Start of Provided data

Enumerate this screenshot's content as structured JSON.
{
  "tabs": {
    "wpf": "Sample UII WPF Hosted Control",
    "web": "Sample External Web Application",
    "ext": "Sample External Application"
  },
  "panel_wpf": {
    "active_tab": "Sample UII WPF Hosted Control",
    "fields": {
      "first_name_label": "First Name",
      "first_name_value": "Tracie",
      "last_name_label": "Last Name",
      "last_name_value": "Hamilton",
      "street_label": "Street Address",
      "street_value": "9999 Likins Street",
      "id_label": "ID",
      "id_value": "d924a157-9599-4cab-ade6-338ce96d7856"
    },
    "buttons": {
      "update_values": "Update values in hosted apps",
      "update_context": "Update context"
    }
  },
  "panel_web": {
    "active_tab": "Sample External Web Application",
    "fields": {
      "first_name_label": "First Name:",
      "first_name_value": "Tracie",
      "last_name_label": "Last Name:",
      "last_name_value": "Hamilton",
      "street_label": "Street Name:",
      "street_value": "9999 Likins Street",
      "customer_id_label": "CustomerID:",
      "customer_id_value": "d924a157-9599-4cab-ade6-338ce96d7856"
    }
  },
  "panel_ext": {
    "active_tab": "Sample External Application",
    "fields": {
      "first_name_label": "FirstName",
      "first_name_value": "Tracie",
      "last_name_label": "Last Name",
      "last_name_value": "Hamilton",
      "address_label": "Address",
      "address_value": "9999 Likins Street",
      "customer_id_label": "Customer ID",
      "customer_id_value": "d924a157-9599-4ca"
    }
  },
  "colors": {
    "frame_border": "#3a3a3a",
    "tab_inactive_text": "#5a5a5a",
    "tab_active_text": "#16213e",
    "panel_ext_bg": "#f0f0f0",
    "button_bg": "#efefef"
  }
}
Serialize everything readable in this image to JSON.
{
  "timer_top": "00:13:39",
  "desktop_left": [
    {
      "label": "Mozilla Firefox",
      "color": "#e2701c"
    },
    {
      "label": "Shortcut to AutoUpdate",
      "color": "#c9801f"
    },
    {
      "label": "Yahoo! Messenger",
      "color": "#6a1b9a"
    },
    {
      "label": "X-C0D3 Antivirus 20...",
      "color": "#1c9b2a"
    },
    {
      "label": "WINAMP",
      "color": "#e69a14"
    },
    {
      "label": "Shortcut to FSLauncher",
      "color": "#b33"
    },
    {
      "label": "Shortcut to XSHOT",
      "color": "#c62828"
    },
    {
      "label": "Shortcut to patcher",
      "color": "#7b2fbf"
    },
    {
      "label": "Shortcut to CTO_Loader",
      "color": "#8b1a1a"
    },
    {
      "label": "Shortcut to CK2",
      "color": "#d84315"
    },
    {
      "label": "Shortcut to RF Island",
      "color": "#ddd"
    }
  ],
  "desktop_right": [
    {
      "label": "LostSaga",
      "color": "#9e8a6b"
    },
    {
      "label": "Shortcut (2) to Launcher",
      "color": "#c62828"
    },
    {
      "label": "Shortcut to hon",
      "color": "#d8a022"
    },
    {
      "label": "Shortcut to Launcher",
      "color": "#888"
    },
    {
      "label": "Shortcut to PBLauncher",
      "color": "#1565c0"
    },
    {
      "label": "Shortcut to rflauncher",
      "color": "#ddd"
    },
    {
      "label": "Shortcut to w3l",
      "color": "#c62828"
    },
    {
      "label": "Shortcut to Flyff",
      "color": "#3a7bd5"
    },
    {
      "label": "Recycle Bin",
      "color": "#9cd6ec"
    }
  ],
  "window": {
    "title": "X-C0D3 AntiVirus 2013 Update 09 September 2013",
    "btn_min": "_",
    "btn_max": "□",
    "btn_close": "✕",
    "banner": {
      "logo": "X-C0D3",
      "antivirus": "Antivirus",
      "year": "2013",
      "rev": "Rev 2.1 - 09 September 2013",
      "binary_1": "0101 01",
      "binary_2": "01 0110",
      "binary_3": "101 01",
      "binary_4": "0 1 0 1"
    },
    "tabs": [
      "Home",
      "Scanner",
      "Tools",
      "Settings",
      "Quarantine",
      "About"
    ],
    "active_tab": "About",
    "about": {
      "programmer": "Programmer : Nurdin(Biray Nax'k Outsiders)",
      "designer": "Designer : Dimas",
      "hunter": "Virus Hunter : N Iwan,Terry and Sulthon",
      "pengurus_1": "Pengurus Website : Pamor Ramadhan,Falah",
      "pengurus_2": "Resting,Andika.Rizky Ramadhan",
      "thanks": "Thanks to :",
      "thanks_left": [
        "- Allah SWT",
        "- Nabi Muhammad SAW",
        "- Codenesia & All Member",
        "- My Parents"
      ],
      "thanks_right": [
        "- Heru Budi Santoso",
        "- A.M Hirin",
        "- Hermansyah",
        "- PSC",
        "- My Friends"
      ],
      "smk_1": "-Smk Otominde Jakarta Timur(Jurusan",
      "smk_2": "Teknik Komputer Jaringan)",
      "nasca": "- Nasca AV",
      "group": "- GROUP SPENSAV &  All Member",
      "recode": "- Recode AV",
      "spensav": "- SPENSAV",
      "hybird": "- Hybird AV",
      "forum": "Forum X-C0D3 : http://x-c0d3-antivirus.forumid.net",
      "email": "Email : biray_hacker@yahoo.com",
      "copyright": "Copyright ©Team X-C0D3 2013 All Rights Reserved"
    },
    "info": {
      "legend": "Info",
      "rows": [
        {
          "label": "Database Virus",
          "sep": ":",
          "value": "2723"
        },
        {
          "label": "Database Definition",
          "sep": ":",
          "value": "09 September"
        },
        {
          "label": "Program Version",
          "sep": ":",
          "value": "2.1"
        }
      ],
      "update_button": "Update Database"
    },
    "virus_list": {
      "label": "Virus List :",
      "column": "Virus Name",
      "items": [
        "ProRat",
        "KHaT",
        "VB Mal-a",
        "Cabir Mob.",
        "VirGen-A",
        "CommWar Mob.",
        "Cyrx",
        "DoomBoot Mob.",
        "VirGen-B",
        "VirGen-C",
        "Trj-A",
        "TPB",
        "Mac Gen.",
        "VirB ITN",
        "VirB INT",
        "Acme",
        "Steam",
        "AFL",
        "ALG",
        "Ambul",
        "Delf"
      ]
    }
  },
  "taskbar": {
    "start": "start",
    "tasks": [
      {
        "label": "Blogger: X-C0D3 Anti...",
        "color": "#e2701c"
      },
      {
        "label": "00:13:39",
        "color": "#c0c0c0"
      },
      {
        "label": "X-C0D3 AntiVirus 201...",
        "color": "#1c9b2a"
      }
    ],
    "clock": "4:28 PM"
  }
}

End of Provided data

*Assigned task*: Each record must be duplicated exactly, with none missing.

*Expected answer*:
Enumerate this screenshot's content as structured JSON.
{
  "tabs": {
    "wpf": "Sample UII WPF Hosted Control",
    "web": "Sample External Web Application",
    "ext": "Sample External Application"
  },
  "panel_wpf": {
    "active_tab": "Sample UII WPF Hosted Control",
    "fields": {
      "first_name_label": "First Name",
      "first_name_value": "Tracie",
      "last_name_label": "Last Name",
      "last_name_value": "Hamilton",
      "street_label": "Street Address",
      "street_value": "9999 Likins Street",
      "id_label": "ID",
      "id_value": "d924a157-9599-4cab-ade6-338ce96d7856"
    },
    "buttons": {
      "update_values": "Update values in hosted apps",
      "update_context": "Update context"
    }
  },
  "panel_web": {
    "active_tab": "Sample External Web Application",
    "fields": {
      "first_name_label": "First Name:",
      "first_name_value": "Tracie",
      "last_name_label": "Last Name:",
      "last_name_value": "Hamilton",
      "street_label": "Street Name:",
      "street_value": "9999 Likins Street",
      "customer_id_label": "CustomerID:",
      "customer_id_value": "d924a157-9599-4cab-ade6-338ce96d7856"
    }
  },
  "panel_ext": {
    "active_tab": "Sample External Application",
    "fields": {
      "first_name_label": "FirstName",
      "first_name_value": "Tracie",
      "last_name_label": "Last Name",
      "last_name_value": "Hamilton",
      "address_label": "Address",
      "address_value": "9999 Likins Street",
      "customer_id_label": "Customer ID",
      "customer_id_value": "d924a157-9599-4ca"
    }
  },
  "colors": {
    "frame_border": "#3a3a3a",
    "tab_inactive_text": "#5a5a5a",
    "tab_active_text": "#16213e",
    "panel_ext_bg": "#f0f0f0",
    "button_bg": "#efefef"
  }
}
Serialize everything readable in this image to JSON.
{
  "timer_top": "00:13:39",
  "desktop_left": [
    {
      "label": "Mozilla Firefox",
      "color": "#e2701c"
    },
    {
      "label": "Shortcut to AutoUpdate",
      "color": "#c9801f"
    },
    {
      "label": "Yahoo! Messenger",
      "color": "#6a1b9a"
    },
    {
      "label": "X-C0D3 Antivirus 20...",
      "color": "#1c9b2a"
    },
    {
      "label": "WINAMP",
      "color": "#e69a14"
    },
    {
      "label": "Shortcut to FSLauncher",
      "color": "#b33"
    },
    {
      "label": "Shortcut to XSHOT",
      "color": "#c62828"
    },
    {
      "label": "Shortcut to patcher",
      "color": "#7b2fbf"
    },
    {
      "label": "Shortcut to CTO_Loader",
      "color": "#8b1a1a"
    },
    {
      "label": "Shortcut to CK2",
      "color": "#d84315"
    },
    {
      "label": "Shortcut to RF Island",
      "color": "#ddd"
    }
  ],
  "desktop_right": [
    {
      "label": "LostSaga",
      "color": "#9e8a6b"
    },
    {
      "label": "Shortcut (2) to Launcher",
      "color": "#c62828"
    },
    {
      "label": "Shortcut to hon",
      "color": "#d8a022"
    },
    {
      "label": "Shortcut to Launcher",
      "color": "#888"
    },
    {
      "label": "Shortcut to PBLauncher",
      "color": "#1565c0"
    },
    {
      "label": "Shortcut to rflauncher",
      "color": "#ddd"
    },
    {
      "label": "Shortcut to w3l",
      "color": "#c62828"
    },
    {
      "label": "Shortcut to Flyff",
      "color": "#3a7bd5"
    },
    {
      "label": "Recycle Bin",
      "color": "#9cd6ec"
    }
  ],
  "window": {
    "title": "X-C0D3 AntiVirus 2013 Update 09 September 2013",
    "btn_min": "_",
    "btn_max": "□",
    "btn_close": "✕",
    "banner": {
      "logo": "X-C0D3",
      "antivirus": "Antivirus",
      "year": "2013",
      "rev": "Rev 2.1 - 09 September 2013",
      "binary_1": "0101 01",
      "binary_2": "01 0110",
      "binary_3": "101 01",
      "binary_4": "0 1 0 1"
    },
    "tabs": [
      "Home",
      "Scanner",
      "Tools",
      "Settings",
      "Quarantine",
      "About"
    ],
    "active_tab": "About",
    "about": {
      "programmer": "Programmer : Nurdin(Biray Nax'k Outsiders)",
      "designer": "Designer : Dimas",
      "hunter": "Virus Hunter : N Iwan,Terry and Sulthon",
      "pengurus_1": "Pengurus Website : Pamor Ramadhan,Falah",
      "pengurus_2": "Resting,Andika.Rizky Ramadhan",
      "thanks": "Thanks to :",
      "thanks_left": [
        "- Allah SWT",
        "- Nabi Muhammad SAW",
        "- Codenesia & All Member",
        "- My Parents"
      ],
      "thanks_right": [
        "- Heru Budi Santoso",
        "- A.M Hirin",
        "- Hermansyah",
        "- PSC",
        "- My Friends"
      ],
      "smk_1": "-Smk Otominde Jakarta Timur(Jurusan",
      "smk_2": "Teknik Komputer Jaringan)",
      "nasca": "- Nasca AV",
      "group": "- GROUP SPENSAV &  All Member",
      "recode": "- Recode AV",
      "spensav": "- SPENSAV",
      "hybird": "- Hybird AV",
      "forum": "Forum X-C0D3 : http://x-c0d3-antivirus.forumid.net",
      "email": "Email : biray_hacker@yahoo.com",
      "copyright": "Copyright ©Team X-C0D3 2013 All Rights Reserved"
    },
    "info": {
      "legend": "Info",
      "rows": [
        {
          "label": "Database Virus",
          "sep": ":",
          "value": "2723"
        },
        {
          "label": "Database Definition",
          "sep": ":",
          "value": "09 September"
        },
        {
          "label": "Program Version",
          "sep": ":",
          "value": "2.1"
        }
      ],
      "update_button": "Update Database"
    },
    "virus_list": {
      "label": "Virus List :",
      "column": "Virus Name",
      "items": [
        "ProRat",
        "KHaT",
        "VB Mal-a",
        "Cabir Mob.",
        "VirGen-A",
        "CommWar Mob.",
        "Cyrx",
        "DoomBoot Mob.",
        "VirGen-B",
        "VirGen-C",
        "Trj-A",
        "TPB",
        "Mac Gen.",
        "VirB ITN",
        "VirB INT",
        "Acme",
        "Steam",
        "AFL",
        "ALG",
        "Ambul",
        "Delf"
      ]
    }
  },
  "taskbar": {
    "start": "start",
    "tasks": [
      {
        "label": "Blogger: X-C0D3 Anti...",
        "color": "#e2701c"
      },
      {
        "label": "00:13:39",
        "color": "#c0c0c0"
      },
      {
        "label": "X-C0D3 AntiVirus 201...",
        "color": "#1c9b2a"
      }
    ],
    "clock": "4:28 PM"
  }
}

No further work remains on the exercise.